Why declaring Kerala floods a 'national disaster' wouldn't make a difference

With clarion calls to declare Kerala floods a national disaster, here's what it means

disaster Rescuers going in search of people stranded on the flooded Aluva U.C. College road | Josekutty Panackal

When Odisha was hit by the devastating super cyclone in 1999, former prime minister late Atal Bihari Vajpayee announced a package of Rs 250 crore for relief and rehabilitation works, promising that funds will never be a constraint in the development of the state. Vajpayee kept his word and he continues to be remembered in the state as the prime minister who helped Odisha recover from the calamity faster in comparison to the extent of devastation that had been caused. 

The 1999 super cyclone was not declared a 'national calamity' or a 'national disaster'. In proceeding years, neither the 2013 Kedarnath flash floods or 2014 floods in Jammu and Kashmir were declared a national disaster. The simple reason being that there does not exist any guideline or provision under the law, the Disaster Management Act 2005 in this case, to declare any calamity as a 'national disaster'. At the most, when the Central government chooses to label a calamity as a 'national disaster', it can release funds under the National Disaster Response Fund, which is a 100 per cent grant from the Central government to carry out relief and rehabilitation works, pointed out senior officials in the Union home ministry.

As political parties like the Congress and the left demand that the government declares the Kerala floods as a 'national disaster', government officials said that declaring Kerala floods as a ''national disaster' on paper is not going to help the distressed people any more than what is already being extended to the state in terms of financial aid and deployment of relief and rescue forces on the ground. Depending on the extent of damages and relief and rehabilitation required in the coming days, the Centre will continue to pump in financial assistance and other relief material, they said.

Prime Minister Narendra Modi visited Kerala on Saturday and announced a Rs 500 crore package for relief and rehabilitaton. This money will be released from the National Disaster Response Fund.

Home ministry sources said that in the past, any move by a government to call a disaster as a 'national disaster' is only an indication that the State Disaster Response Funds have proved inadequate to meet the requirements and the onus falls on the Centre to give 100 per cent assistance .

“The demand for declaring a calamity as a national disaster is more of a political demand. It cannot be either a priority or the basis on which central relief is being extended to the state. The Central resources have already been put at the disposal of the state government. Both the home minister and Prime Minister have ordered release of central funds under the NDRF and central assistance by multiple agencies is already being extended to the state,'' said a home ministry official.

According to the Disaster Management Act, a "disaster" means ''a catastrophe, mishap, calamity or grave occurrence in any area, arising from natural or man-made causes, or by accident or negligence which results in substantial loss of life or human suffering or damage to, and destruction of, property, or damage to, or degradation of, environment, and is of such a nature or magnitude as to be beyond the coping capacity of the community of the affected area.''

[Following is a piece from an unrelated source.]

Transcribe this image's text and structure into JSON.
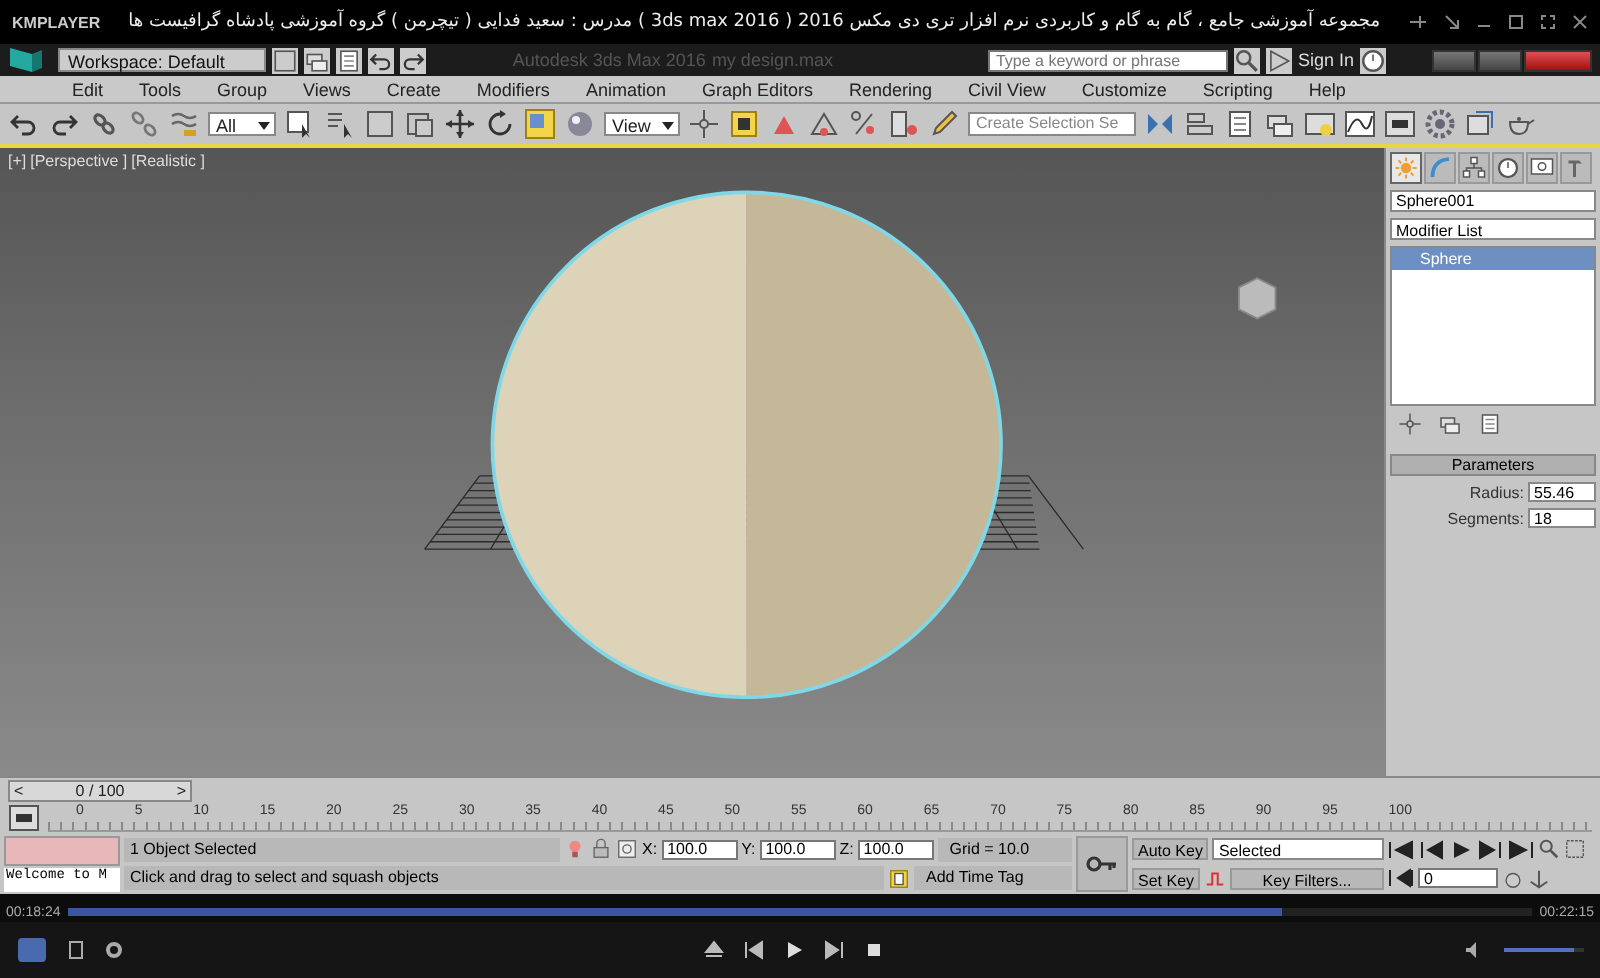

A former additional secretary in the home ministry explained that the DM Act in no way differentiates between local or national disasters; and the definition given in the Act itself means that any ''disaster'' in the country is a ''national disaster''.

Experts in the government pointed out that in countries like the United States it is essential to declare a disaster as a ''national disaster'' by way of a Presidential notification to allow the Federal Emergency Management Agency to move in. It is only when the presidential declaration is made, that the central disaster response forces in the US can assist the states. 

However, in India, there is no need for a government notification to move central forces like the Army or the NDRF to assist states for disaster relief and rescue works. As soon as the state sends a requisition to the central government, the central forces are dispatched. Multiple agencies—Army, Navy, Airforce and the National Disaster Response Force (NDRF)—have deployed extensive manpower on the ground in Kerala on the requisition of the state government.

“As compared to the US, we have a better system in place since the central government can provide assistance to states immediately without any paperwork,'' said an official.

What lies ahead, however, is the need for Kerala to now assess the damages to life and property after the situation is under control and prepare a memorandum to send to the Central government for additional relief and assistance on various counts to bring the state on its feet again. This can, however, be done once the waters have receded and the state authorities are able to access and assess the situation across the state. Based on the state government's memorandum, the Centre will dispatch a team to the state to study the situation and prepare a report. If the State Disaster Response funds fall short, the Centre will open its purse strings to help the state further to recover its losses. Administratively and legally, that responsibility lies with the central government irrespective of whether it labels it a national disaster or not.